The community of bacteria and their genetic material also known as the human microbiome has been estimated to 100 trillion in the human gut alone. Gut microbiota contribute to a normal, healthy state of homeostasis in the human organism. The human body provides habitat and nutrition for the microbiota which in return provide beneficial effects on the person’s immune, gastrointestinal, endocrine, and neurological systems. Some of the vital functions of microbiota include food processing, digestion of complex indigestible polysacharides, synthesis of vitamins, and inhibition of pathogens.

The bidirectional communication between the gut and the brain takes place along the brain gut microbiota axis, which includes the central nervous system, neuroendocrine, and neuroimmune systems, the sympathetic and parasympathetic arms of the autonomic nervous system, and the enteric nervous system and microbiota.

Microbiota also affect circulating levels of pro- and anti-inflammatory cytokines, which directly impact the brain.
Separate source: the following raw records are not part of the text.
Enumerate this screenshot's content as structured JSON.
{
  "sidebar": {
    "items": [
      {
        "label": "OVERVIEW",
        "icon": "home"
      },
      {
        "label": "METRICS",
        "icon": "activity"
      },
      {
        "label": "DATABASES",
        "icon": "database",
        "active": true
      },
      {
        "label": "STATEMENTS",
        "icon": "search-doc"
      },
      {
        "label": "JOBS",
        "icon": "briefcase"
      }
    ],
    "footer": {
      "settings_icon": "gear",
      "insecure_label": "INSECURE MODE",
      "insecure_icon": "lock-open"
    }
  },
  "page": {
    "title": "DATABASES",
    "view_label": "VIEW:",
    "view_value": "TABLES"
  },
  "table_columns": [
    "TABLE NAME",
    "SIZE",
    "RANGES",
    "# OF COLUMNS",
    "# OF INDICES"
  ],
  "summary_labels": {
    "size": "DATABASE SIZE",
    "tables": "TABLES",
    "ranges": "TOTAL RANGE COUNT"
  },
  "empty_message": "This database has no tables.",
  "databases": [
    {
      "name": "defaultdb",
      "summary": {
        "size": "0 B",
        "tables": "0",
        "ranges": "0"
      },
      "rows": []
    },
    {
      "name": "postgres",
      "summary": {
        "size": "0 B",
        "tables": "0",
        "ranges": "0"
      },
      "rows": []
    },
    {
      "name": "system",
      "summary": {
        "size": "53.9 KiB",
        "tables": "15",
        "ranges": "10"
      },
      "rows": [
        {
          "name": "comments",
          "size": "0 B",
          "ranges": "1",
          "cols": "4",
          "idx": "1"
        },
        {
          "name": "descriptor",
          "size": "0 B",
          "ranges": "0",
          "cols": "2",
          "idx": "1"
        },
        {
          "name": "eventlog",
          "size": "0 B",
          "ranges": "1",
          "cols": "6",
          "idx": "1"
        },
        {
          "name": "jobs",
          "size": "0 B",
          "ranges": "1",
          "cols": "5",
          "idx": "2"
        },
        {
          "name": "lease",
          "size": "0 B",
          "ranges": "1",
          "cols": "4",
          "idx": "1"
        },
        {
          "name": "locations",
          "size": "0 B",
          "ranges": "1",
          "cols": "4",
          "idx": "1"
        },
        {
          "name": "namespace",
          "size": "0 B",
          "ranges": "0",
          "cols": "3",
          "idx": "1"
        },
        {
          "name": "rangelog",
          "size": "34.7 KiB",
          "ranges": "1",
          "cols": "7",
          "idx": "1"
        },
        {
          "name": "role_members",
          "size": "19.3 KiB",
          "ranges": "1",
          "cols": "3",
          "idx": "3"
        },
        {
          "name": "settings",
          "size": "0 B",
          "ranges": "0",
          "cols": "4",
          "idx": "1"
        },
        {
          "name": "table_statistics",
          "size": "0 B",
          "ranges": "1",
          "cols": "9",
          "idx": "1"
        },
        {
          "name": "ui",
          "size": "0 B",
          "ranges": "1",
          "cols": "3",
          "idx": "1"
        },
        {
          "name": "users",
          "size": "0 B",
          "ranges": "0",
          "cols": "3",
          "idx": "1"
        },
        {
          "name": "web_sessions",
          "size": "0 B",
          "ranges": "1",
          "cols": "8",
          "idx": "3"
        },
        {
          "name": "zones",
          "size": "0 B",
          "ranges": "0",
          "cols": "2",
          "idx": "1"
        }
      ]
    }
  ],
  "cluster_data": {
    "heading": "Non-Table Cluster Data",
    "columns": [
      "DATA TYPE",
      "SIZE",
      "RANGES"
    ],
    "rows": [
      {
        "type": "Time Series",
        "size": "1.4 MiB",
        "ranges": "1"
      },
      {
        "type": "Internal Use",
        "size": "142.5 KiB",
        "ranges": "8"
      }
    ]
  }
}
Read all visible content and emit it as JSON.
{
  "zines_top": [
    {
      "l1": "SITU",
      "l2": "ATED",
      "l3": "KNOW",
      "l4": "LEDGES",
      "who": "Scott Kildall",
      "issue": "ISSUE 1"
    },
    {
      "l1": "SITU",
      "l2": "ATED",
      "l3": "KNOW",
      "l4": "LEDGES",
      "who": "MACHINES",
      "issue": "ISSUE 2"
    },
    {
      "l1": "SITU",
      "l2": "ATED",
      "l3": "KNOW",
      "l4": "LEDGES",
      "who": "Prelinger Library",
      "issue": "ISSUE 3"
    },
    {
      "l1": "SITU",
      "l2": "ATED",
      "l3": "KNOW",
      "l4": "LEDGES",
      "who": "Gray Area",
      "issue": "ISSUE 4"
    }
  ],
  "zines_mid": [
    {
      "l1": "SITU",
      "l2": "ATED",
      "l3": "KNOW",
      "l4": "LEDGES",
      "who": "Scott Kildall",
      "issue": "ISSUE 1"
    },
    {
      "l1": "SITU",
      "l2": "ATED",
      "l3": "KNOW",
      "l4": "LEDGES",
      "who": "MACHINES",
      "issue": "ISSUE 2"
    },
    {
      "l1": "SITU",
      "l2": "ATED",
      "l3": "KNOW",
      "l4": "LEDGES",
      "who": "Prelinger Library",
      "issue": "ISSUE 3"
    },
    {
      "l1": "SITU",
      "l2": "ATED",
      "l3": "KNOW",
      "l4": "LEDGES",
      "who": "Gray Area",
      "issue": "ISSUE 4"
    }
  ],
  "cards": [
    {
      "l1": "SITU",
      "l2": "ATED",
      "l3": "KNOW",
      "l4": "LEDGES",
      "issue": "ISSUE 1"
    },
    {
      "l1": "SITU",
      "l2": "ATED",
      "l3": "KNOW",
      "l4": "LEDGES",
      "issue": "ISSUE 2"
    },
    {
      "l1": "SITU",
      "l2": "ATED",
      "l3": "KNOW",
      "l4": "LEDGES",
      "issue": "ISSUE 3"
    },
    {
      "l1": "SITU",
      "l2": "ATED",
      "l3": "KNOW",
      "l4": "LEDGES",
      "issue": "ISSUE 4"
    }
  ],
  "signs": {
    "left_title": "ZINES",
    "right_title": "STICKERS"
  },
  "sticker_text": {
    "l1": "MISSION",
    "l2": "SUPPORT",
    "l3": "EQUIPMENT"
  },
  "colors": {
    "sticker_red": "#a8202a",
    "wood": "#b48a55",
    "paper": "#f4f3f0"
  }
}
Cytokines are involved in the body’s response to stress, which also affects the microbiome. Dysregulation in this  system is associated with depression and anxiety.

The microbiome is a dynamic system that is not only affected by stress but also by genetics, diet, metabolism, age, geography, and antibiotic treatment. The Western diet high in fat and refined sugar is a major contributor to gut dysbiosis. Diets rich in complex carbohydrates are associated with fewer pathogenic bacterial species than are high fat/protein diets. Complex carbohydrates also increase beneficial bacterial species. Dietary fiber increases short-chain fatty acid production by microbes that prevent the growth of potentially pathogenic bacteria. Refined sugars, on the other hand, mediate the overgrowth of opportunistic bacteria.

Probiotic supplementation may soon play a role in treating mental illness and microbiota modulating strategies may become a novel therapeutic tool in the treatment of CNS disorders. Bacteria that are capable of delivering neuroactive substances are referred to as psychobiotics or a novel class of psychotropic. It is becoming increasingly clear that psychiatrists need to pay attention to their patients’ diets and the effect it has on their mental states.